The cabin offers lots of usable cubbies for storing things. Cup holders and assorted nooks and covered bins are located conveniently about the center stack and console. A large glove box spans the lower dash between the center stack and passenger door. Only the front doors get map pockets, which are fixed, hard plastic that allows most everything stored there to slide. A similar material forms the magazine pouches on the back of the front seatbacks. A covered storage bin in the fold-down center rear armrest doubles as cup holders for rear passengers. On the SE and XLE, it also conceals a pass-through to the trunk. The SE offers only this pass-through, rather than the folding rear seat on other models, because of an extra brace behind the seat that stiffens the body for sportier handling.

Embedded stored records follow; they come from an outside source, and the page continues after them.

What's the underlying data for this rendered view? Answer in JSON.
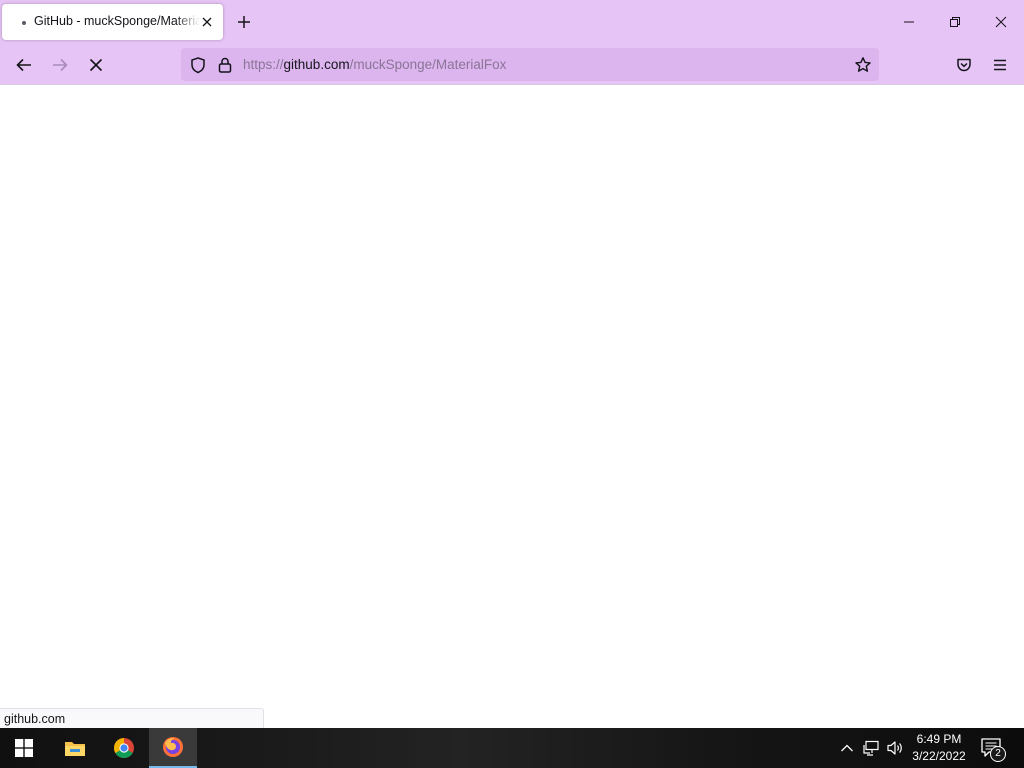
{
  "browser": {
    "tab": {
      "title": "GitHub - muckSponge/MaterialFox"
    },
    "url": {
      "scheme": "https://",
      "host": "github.com",
      "path": "/muckSponge/MaterialFox"
    },
    "status_text": "github.com"
  },
  "taskbar": {
    "time": "6:49 PM",
    "date": "3/22/2022",
    "notification_count": "2"
  },
  "icons": {
    "tab": [
      "tab-loading-dot-icon",
      "tab-close-icon",
      "new-tab-icon"
    ],
    "window": [
      "minimize-icon",
      "restore-icon",
      "close-icon"
    ],
    "nav": [
      "back-arrow-icon",
      "forward-arrow-icon",
      "stop-loading-icon",
      "shield-icon",
      "lock-icon",
      "bookmark-star-icon",
      "pocket-icon",
      "hamburger-menu-icon"
    ],
    "taskbar": [
      "windows-start-icon",
      "file-explorer-icon",
      "chrome-icon",
      "firefox-icon",
      "chevron-up-icon",
      "network-icon",
      "volume-icon",
      "notification-icon"
    ]
  },
  "colors": {
    "toolbar": "#e6c4f5",
    "urlbar": "#dcb5ef",
    "active_task_underline": "#76b9ed"
  }
}
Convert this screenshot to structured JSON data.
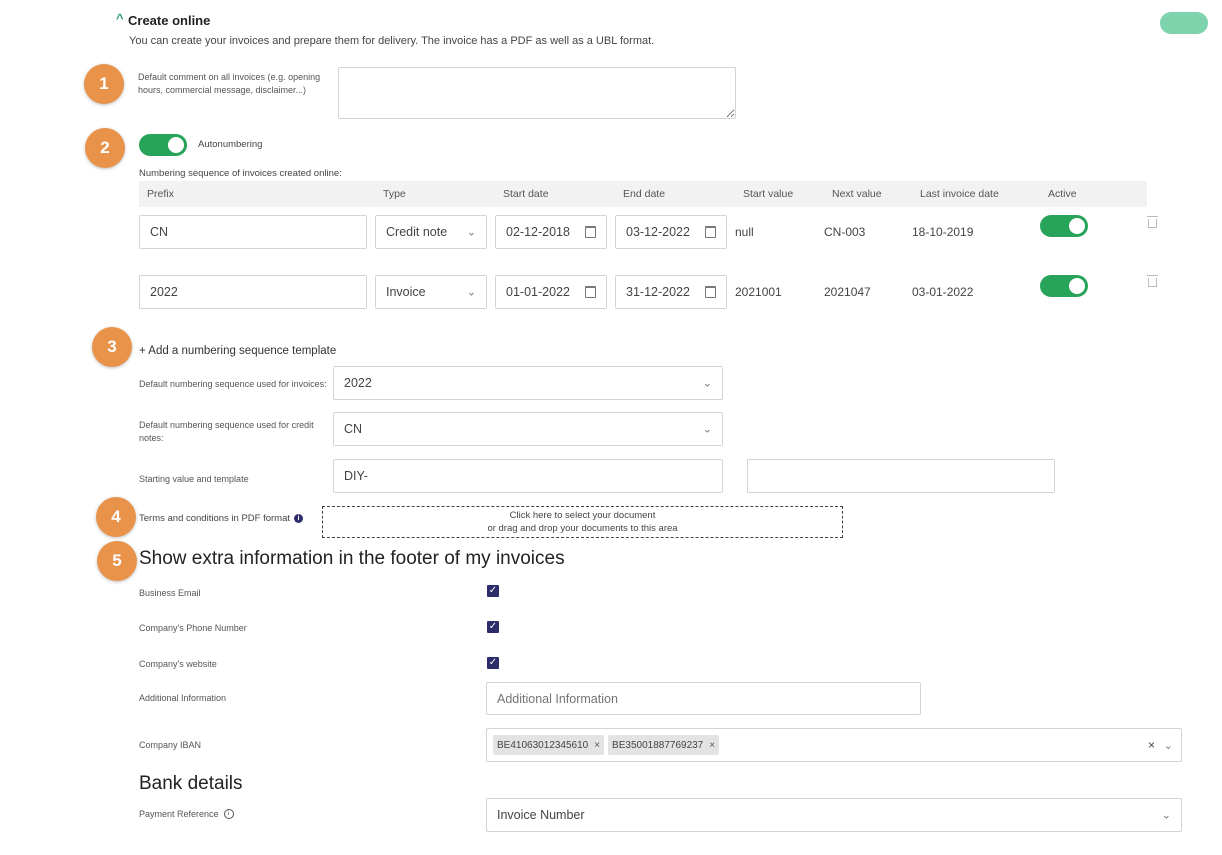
{
  "section": {
    "toggle_arrow": "^",
    "title": "Create online",
    "description": "You can create your invoices and prepare them for delivery. The invoice has a PDF as well as a UBL format."
  },
  "steps": [
    "1",
    "2",
    "3",
    "4",
    "5"
  ],
  "default_comment": {
    "label": "Default comment on all invoices (e.g. opening hours, commercial message, disclaimer...)",
    "value": ""
  },
  "autonumbering": {
    "label": "Autonumbering",
    "enabled": true
  },
  "numbering": {
    "heading": "Numbering sequence of invoices created online:",
    "columns": [
      "Prefix",
      "Type",
      "Start date",
      "End date",
      "Start value",
      "Next value",
      "Last invoice date",
      "Active"
    ],
    "rows": [
      {
        "prefix": "CN",
        "type": "Credit note",
        "start_date": "02-12-2018",
        "end_date": "03-12-2022",
        "start_value": "null",
        "next_value": "CN-003",
        "last_invoice_date": "18-10-2019",
        "active": true
      },
      {
        "prefix": "2022",
        "type": "Invoice",
        "start_date": "01-01-2022",
        "end_date": "31-12-2022",
        "start_value": "2021001",
        "next_value": "2021047",
        "last_invoice_date": "03-01-2022",
        "active": true
      }
    ],
    "add_template": "+ Add a numbering sequence template"
  },
  "defaults": {
    "invoices_label": "Default numbering sequence used for invoices:",
    "invoices_value": "2022",
    "credit_label": "Default numbering sequence used for credit notes:",
    "credit_value": "CN",
    "starting_label": "Starting value and template",
    "starting_value": "DIY-",
    "starting_value2": ""
  },
  "terms": {
    "label": "Terms and conditions in PDF format",
    "info_icon": "info-icon",
    "drop_line1": "Click here to select your document",
    "drop_line2": "or drag and drop your documents to this area"
  },
  "footer": {
    "title": "Show extra information in the footer of my invoices",
    "business_email": {
      "label": "Business Email",
      "checked": true
    },
    "phone": {
      "label": "Company's Phone Number",
      "checked": true
    },
    "website": {
      "label": "Company's website",
      "checked": true
    },
    "additional_label": "Additional Information",
    "additional_placeholder": "Additional Information",
    "iban_label": "Company IBAN",
    "ibans": [
      "BE41063012345610",
      "BE35001887769237"
    ],
    "tag_remove": "×",
    "clear": "×"
  },
  "bank": {
    "title": "Bank details",
    "payment_ref_label": "Payment Reference",
    "payment_ref_value": "Invoice Number"
  },
  "colors": {
    "accent_green": "#27a35a",
    "badge_orange": "#e8924a",
    "checkbox": "#2d2d6b",
    "pill": "#7dd3ab"
  }
}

Trunk space is adequate, at 15.0 cubic feet. The XLE's reclining back seats exact a slight penalty in trunk space, dropping it 0.5 cubic feet compared to other models. The Camry Hybrid takes an even bigger hit, losing 4.3 cubic feet of trunk space to its battery. The Camry's trunk is fully finished, and the XLE comes with a luggage net that keeps cargo from sliding. There's no pull-down handle inside the trunk lid to spare fingers the grime and grit that can accumulate on exterior surfaces in winter.

Request More Info